Benefits of a fitness plan
There are a lot of benefits to having an exercise program versus not having any. Perhaps the biggest benefit is that it provides a roadmap of where an individual is currently at and how they would get to their desired goal in terms of workouts and nutrition.
The chance for reaching one’s goal or goals increases greatly when armed with a plan. This is because workouts are not done randomly. Rather, workouts are placed and designed specifically with one’s goal or goals in mind.
How to create a plan
As discussed earlier, the first aspect of creating a program is determining the target goal. It is also critical that the goal be feasible. Goals that are too easy or near impossible to attain are not great goals. A long-range goal should be challenging, but attainable.
Once this goal has been established, here’s how you can design the program.
Align with your current fitness level
All too often, people begin a fitness program with way too much intensity, volume, and training loads. For example, someone who can’t do 10 push-ups will do 25 in the first week. This is an example of not starting where you’re at. If you can do 10, then build the intensity from there.
When starting an exercise program, it takes the body a while to adapt to the new stress being placed upon it. Therefore, easing into it and not being overly aggressive is the right way to go. Say for strength training, it is advised to stay at the same weight for several weeks to allow the muscles and connective tissue to adapt, before moving up gradually in weight.
Whether it be in the form of a clinician such as a registered dietician, or researching on your own online, seeking out resources that help in the development of your plan is crucial.
All too often, beginner exercisers view rest days through the lens of losing fitness. This is 100% incorrect. Implementing easy and full rest days when starting out is very important to allow the body to recover adequately and progress. When first starting out, at a minimum, three days per week should be allotted to easy/ rest days.
Also read: Why Is Rest Important in Training?
One of the main reasons why people stop exercising is because they only select a long-range goal and due to the time it takes to reach the goal, as well as the enormity of it, many people get disillusioned and quit their program. By setting short-term goals on the way to the long-term goal divides the journey into bite-sized pieces — thereby making it more manageable and attainable.

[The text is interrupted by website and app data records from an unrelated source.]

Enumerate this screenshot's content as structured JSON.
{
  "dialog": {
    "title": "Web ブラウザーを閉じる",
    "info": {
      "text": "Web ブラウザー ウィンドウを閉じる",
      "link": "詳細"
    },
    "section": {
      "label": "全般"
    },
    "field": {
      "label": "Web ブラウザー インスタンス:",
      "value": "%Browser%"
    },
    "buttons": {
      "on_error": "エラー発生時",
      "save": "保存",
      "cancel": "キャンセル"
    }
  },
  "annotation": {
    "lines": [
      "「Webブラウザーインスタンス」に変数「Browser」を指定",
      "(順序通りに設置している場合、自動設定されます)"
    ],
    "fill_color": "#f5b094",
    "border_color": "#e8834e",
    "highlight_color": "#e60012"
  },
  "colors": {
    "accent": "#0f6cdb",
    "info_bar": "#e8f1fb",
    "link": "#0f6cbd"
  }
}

How to structure a fitness plan
The most important thing is to have structure. This is often referred to as a periodized plan. In other words, a program is broken up into several phases or periods. The general trend is that as someone progresses and gets in better shape, the training load increases in both time and intensity. This is because in order to continue progressing, the training stimulus must stress the body. This cannot happen if the training load stays the same.

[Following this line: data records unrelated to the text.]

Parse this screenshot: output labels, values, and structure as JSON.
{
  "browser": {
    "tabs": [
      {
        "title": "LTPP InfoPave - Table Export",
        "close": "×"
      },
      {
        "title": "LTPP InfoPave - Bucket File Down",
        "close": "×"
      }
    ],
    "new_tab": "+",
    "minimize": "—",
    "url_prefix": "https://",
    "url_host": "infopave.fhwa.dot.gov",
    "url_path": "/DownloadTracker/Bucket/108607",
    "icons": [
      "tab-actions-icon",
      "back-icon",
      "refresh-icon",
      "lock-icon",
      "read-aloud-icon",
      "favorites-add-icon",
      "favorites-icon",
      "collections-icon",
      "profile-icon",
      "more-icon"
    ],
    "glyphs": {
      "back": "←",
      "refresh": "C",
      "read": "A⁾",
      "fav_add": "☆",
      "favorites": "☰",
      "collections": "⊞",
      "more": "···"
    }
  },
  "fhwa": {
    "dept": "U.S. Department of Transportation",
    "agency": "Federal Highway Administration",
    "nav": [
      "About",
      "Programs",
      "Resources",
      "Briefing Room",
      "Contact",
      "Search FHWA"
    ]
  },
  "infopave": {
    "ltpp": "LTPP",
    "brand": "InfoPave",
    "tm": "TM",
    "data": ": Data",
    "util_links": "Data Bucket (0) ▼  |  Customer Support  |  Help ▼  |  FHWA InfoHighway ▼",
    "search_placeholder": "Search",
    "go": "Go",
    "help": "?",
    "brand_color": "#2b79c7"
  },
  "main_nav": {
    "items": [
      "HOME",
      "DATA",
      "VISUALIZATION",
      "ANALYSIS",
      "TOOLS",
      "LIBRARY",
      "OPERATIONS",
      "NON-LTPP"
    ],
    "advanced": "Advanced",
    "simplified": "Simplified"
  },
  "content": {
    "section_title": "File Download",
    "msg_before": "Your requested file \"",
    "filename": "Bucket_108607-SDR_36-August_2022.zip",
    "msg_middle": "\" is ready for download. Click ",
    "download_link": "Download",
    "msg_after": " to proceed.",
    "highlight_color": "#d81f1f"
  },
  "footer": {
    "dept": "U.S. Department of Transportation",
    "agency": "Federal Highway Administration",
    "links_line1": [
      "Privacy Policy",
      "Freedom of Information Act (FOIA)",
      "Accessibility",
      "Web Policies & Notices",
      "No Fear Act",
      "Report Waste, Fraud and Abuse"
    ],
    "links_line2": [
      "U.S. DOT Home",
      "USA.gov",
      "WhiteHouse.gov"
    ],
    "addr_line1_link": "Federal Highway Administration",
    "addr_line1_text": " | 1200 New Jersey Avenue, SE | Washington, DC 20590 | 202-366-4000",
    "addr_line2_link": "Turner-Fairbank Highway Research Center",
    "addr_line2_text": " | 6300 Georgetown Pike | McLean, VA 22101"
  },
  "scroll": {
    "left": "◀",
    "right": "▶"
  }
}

In a periodized plan, typically every three to four weeks is a rest week. This doesn’t mean not doing any workout, but rather a substantial decrease in training load.
Additionally, the higher the training load is on a particular day, the more rest or easy days should follow it.
Last but not least, the most important aspect of a program is safety. This is especially the case with form, when it comes to cardiovascular and strength training. No matter how much weight one can lift or how far someone can run, bike or swim, if they have bad form, it is likely only a matter of time before an injury occurs. Therefore, ensuring that one’s form is correct is imperative. Remember, quality always scores over quantity. Plan smart, get fit.